Despite the considerable distances, inter-regional trade has grown at an average of 20.5 percent over the past decade, projecting to reach $500 billion this year. The full range of goods crosses the oceans, from manufactures to agricultural products, with resources especially important.

Global conditions are pushing the two regions closer. With the developed markets of the West still soft, the search is on for new markets and south-south cooperation. Indonesian Foreign Minister Marty Natalegawa said FEALAC can assist in “the next major shift in the world’s geopolitics and geoeconomy.”

This cannot happen overnight, and if left to market forces, relations would be dominated by more developed countries. China, for instance, accounts for nearly 50 percent of East Asia’s trade with Latin America. Japan too has substantial ties — especially with Peru and Brazil — and together with South Korea is especially active in exporting manufactured goods.

Among the Latin Americans, Brazil attracts the most interest, despite a recent slowdown. Mexico, too, is considerable in its own right and also provides access to the U.S. market through the North American Free Trade Agreement. Smaller economies on each side tend to be less noticed.

Yet Peru and Colombia have racked up impressive growth rates following political changes and policy reforms. The recently formed Pacific Alliance brings them together with Chile, Mexico and Costa Rica, accounting for $445 billion in exports.

On the Asian side, the 10-member Association of Southeast Asian Nations — whose collective population of 650 million is more than all of Latin America — deserves more attention. As they integrate as an ASEAN community, their competitiveness will further improve and form links with subgroups such as the Pacific Alliance.

Individual countries, too, can further their ties. An estimated 100 Singaporean companies are present in Latin America, including Keppel, Sembcorp, Olam and Wilmar. There are also Latin American companies venturing in the opposite direction into Singapore such as petrochemical company Braskem and mining giant Vale. Thailand too has engaged, with a free trade agreement with Peru, and has seen its exports to Latin America more than double in recent years.

The efforts of different countries and subgroups can be building blocks for FEALAC to become the premier forum for the inter-regional relationship, broadening connections for all 36 countries participating. This is where governments can make a difference.
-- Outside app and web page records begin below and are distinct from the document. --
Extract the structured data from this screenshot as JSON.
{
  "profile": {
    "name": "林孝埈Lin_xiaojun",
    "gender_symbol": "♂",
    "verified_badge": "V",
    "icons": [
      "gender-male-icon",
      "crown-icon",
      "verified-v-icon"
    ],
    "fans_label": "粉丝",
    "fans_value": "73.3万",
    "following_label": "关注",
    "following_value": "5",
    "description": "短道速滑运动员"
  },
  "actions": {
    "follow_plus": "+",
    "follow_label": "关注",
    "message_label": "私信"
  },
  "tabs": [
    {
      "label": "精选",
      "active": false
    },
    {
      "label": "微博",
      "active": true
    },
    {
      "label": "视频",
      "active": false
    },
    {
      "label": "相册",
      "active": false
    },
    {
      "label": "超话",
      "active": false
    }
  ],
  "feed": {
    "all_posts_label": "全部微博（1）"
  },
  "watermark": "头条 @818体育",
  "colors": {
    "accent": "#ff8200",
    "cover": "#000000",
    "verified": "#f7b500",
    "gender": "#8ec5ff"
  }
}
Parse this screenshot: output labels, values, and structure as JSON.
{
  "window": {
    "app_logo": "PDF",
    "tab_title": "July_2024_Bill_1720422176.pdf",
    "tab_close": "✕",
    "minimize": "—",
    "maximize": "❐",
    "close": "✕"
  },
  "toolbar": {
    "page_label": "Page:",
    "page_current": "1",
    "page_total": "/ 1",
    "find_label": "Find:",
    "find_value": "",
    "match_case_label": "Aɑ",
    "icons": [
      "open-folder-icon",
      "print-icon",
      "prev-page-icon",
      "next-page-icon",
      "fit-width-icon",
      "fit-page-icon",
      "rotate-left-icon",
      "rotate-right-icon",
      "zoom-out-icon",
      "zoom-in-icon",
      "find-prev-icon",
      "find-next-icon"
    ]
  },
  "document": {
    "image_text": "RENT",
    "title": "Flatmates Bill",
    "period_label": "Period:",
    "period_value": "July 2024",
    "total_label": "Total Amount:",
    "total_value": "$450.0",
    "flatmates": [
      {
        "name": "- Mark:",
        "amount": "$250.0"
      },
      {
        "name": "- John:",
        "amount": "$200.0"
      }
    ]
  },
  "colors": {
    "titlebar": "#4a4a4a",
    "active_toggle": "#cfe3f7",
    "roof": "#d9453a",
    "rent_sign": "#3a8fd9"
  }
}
There remain gaps in business connectivity — information, infrastructure, logistics and trade facilitation. Progressively the aim must be to fill these gaps so that even the smaller and medium-sized enterprises — and not only the larger corporations — could access the inter-regional opportunities.

A broader foundation for engagement is also needed. This is difficult given the lack of historical interactions between the two regions. Nevertheless, networks between universities and cultural institutions, using the media and tourism, can foster better understanding and increase people-to-people contact. Building for the future, efforts are needed to interest the youth of both regions and help them develop intercultural skills.

These were among the recommendations put forward in Bali by Vision Group, appointed by FEALAC ministers. Some ideas aim to jump-start a new stage in relations with iconic projects such as a regular business forum and a network among universities. The longer-term goal is to deepen and expand inter-regional ties so that they are an essential component of the global system, taking their place alongside ties with the U.S. and Europe.

Cliches about revolutions and drug smuggling may persist when Asians think about Latin America, and vice versa. The realities of trade and changes in global politics are, however, pushing both sides to rethink old assumptions.

The opportunities are real and substantial — more than when FEALAC first began. But for these to be realized, Asians and Latin Americans must increasingly give attention to each other as a new frontier for engagement.

Simon Tay is chairman of the Singapore Institute of International Affairs. He served as his country’s representative on Vision Group for FEALAC and was the overall editor of the final report submitted to the ministers at their meeting held in Indonesia.